And laughter. Kathy made us laugh - sometimes, OK most of the time, at her own expense. I call them “Kathy-isms.” From stating that she was “glad I’m not in their feet!” to telling about how someone had died in a car crash from “falling asleep on the wheel” Did you ever hear her proclaim that someone was a controlling freak? Don’t you dare forget those custard cute grandkids of hers! Kathy had her own special way with the English language. She became even more humorous in her final stages of life. While rehabbing at D’youville after her fall, she and Skip were on pins and needles to learn if Skip was going to be named Maine Teacher of the Year. One night before leaving her room for the night she asked Skip to take her bra off. Horrified, he refused and said that that was the limit and there was no way he would do that to which she replied in a very irritated tone “well - you sure wouldn’t be named caretaker of the year that’s for sure!” Then, on the last day before she lost consciousness, the boys were feeding her pudding. Pudding got on her mouth and nightgown. When asked if she wanted more she quipped, “no - you’ve done enough damage….
The past 22 months had not been easy ones for her and I am so grateful that she "let me in" to journey this with her. Over her last 10 weeks her sense of humor grew, she became wiser, and she showed us how to approach death with dignity & grace (even though she stated it "wasn't fun.") Last Friday, she somehow summoned us together again without saying a word. As we all sat around the hospice house dining room feasting on ice cream, at 5:10pm she quietly completed her earthly journey confident we had ACQUIRED what she spent her life modeling for us.
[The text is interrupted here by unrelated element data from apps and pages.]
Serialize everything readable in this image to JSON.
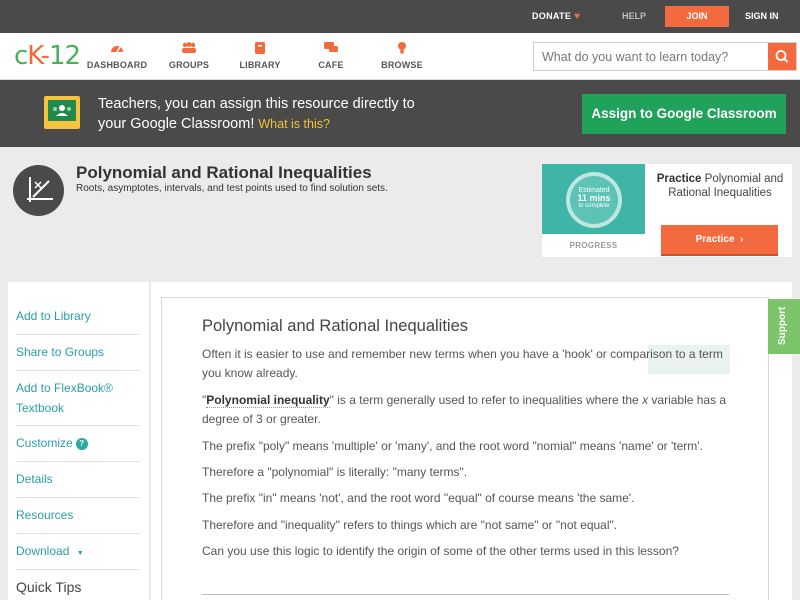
{
  "topbar": {
    "donate": "DONATE",
    "help": "HELP",
    "join": "JOIN",
    "signin": "SIGN IN"
  },
  "nav": {
    "logo_c": "c",
    "logo_k": "K",
    "logo_dash": "-",
    "logo_12": "12",
    "items": [
      {
        "label": "DASHBOARD",
        "icon": "dashboard-gauge-icon"
      },
      {
        "label": "GROUPS",
        "icon": "groups-people-icon"
      },
      {
        "label": "LIBRARY",
        "icon": "library-book-icon"
      },
      {
        "label": "CAFE",
        "icon": "cafe-chat-icon"
      },
      {
        "label": "BROWSE",
        "icon": "browse-lightbulb-icon"
      }
    ],
    "search_placeholder": "What do you want to learn today?"
  },
  "banner": {
    "text_line1": "Teachers, you can assign this resource directly to",
    "text_line2": "your Google Classroom!",
    "what_link": "What is this?",
    "button": "Assign to Google Classroom"
  },
  "lesson": {
    "title": "Polynomial and Rational Inequalities",
    "subtitle": "Roots, asymptotes, intervals, and test points used to find solution sets."
  },
  "practice_card": {
    "estimated": "Estimated",
    "mins": "11 mins",
    "to_complete": "to complete",
    "progress": "PROGRESS",
    "title_bold": "Practice",
    "title_rest": "Polynomial and Rational Inequalities",
    "button": "Practice"
  },
  "sidebar": {
    "items": [
      "Add to Library",
      "Share to Groups",
      "Add to FlexBook®",
      "Textbook",
      "Customize",
      "Details",
      "Resources",
      "Download"
    ],
    "help_badge": "?",
    "download_caret": "▼",
    "quick_tips": "Quick Tips"
  },
  "content": {
    "title": "Polynomial and Rational Inequalities",
    "p1": "Often it is easier to use and remember new terms when you have a 'hook' or comparison to a term you know already.",
    "p2_open_quote": "\"",
    "p2_term": "Polynomial inequality",
    "p2_close_quote": "\"",
    "p2_a": " is a term generally used to refer to inequalities where the ",
    "p2_x": "x",
    "p2_b": " variable has a degree of 3 or greater.",
    "p3": "The prefix \"poly\" means 'multiple' or 'many', and the root word \"nomial\" means 'name' or 'term'.",
    "p4": "Therefore a \"polynomial\" is literally: \"many terms\".",
    "p5": "The prefix \"in\" means 'not', and the root word \"equal\" of course means 'the same'.",
    "p6": "Therefore and \"inequality\" refers to things which are \"not same\" or \"not equal\".",
    "p7": "Can you use this logic to identify the origin of some of the other terms used in this lesson?"
  },
  "support": "Support",
  "colors": {
    "accent_orange": "#f26a3d",
    "brand_green": "#4bb05b",
    "classroom_green": "#21a25a",
    "link_teal": "#2a9ea7",
    "dark_bar": "#4a4a4a"
  }
}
So, as you leave her today - remember: Show love, keep the peace, live your faith simply, laugh and make others laugh.
Thanks Kathy, for showing us how! We love you and will miss you so much!